Now, Mary and Steven — who married about a year ago — are planning their weekly trips to see Devwah play for the Razorbacks.
“His momma says we’re playmates more than anything,” Steven said of his relationship with Devwah. “I’m softer on him than his mom is. Mom lays it out pretty straight. I’m the easygoing guy. I’m the guy that says yes when she says no.
“But I hope that I’ve been a positive role model for him.”
No one else involved has any doubt about that.
“It’s truly been a blessing,” Mary said. “It’s been awesome. And not just for Devwah’s life, but for my life as well.”
Arkansas beat writer Jason Kersey visited several 2016 Razorback signees before they reported to campus later for summer workouts. Here is a look at past stories in the Up Next series:
- What has kept Arkansas signee Briston Guidry from being complacent? ‘I just love the game too much’
- After stellar senior season, Arkansas linebacker signee De’jon Harris could have a role on offense
- Why quarterback Cole Kelley chose Arkansas’ offense instead of a more familiar system at Oklahoma State
- Arkansas running back signee Devwah Whaley excited for journey with new ‘brothers’
- A proud momma’s boy, Arkansas’ Briston Guidry skipped prom, stayed home, watched movie with mom
- Arkansas signee Jordan Jones withstood pressure from Nick Saban, remained committed to Razorbacks
- What’s life like for a 6-foot-7 quarterback? Arkansas’ Cole Kelley embraces being an unusually big signal caller

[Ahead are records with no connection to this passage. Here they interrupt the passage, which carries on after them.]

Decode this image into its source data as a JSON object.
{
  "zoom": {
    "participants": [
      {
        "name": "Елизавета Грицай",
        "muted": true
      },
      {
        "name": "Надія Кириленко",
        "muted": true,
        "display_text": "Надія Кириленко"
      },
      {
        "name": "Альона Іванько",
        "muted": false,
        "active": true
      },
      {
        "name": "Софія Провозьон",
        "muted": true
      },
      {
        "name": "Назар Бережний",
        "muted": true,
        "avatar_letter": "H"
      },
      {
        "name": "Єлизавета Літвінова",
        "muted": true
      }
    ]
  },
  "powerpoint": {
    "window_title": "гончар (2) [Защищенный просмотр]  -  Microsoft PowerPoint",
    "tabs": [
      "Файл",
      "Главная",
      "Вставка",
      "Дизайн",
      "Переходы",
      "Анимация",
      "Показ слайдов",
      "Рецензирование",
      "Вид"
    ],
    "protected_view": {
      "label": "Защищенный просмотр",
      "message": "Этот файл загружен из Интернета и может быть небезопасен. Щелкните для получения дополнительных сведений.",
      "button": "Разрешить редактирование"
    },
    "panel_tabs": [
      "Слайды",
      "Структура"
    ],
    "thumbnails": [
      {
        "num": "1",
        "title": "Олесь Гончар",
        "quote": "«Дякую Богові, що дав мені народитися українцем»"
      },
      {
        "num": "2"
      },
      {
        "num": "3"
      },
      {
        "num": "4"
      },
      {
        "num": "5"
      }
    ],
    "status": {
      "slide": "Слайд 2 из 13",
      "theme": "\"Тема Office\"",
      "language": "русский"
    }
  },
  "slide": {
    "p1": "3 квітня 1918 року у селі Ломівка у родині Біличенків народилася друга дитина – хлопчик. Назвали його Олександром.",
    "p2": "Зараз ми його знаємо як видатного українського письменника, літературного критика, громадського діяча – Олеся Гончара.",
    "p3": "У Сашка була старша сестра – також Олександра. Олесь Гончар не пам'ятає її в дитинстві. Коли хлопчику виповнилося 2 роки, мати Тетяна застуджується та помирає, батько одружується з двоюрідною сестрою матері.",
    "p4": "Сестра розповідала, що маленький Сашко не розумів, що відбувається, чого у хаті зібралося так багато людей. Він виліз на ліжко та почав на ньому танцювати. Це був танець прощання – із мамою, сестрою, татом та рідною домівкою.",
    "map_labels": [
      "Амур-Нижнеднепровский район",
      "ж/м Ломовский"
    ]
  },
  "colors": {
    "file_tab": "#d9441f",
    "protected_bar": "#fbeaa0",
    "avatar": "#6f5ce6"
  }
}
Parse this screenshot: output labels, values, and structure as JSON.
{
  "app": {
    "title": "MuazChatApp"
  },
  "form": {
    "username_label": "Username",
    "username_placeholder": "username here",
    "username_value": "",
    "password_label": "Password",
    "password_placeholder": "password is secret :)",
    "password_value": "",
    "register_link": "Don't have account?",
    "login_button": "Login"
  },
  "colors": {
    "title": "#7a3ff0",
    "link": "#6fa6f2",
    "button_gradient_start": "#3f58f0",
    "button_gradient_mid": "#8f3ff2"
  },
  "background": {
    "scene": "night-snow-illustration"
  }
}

- Arkansas’ T.J. Hammonds credits 5 a.m. workouts — and the guy running them — for development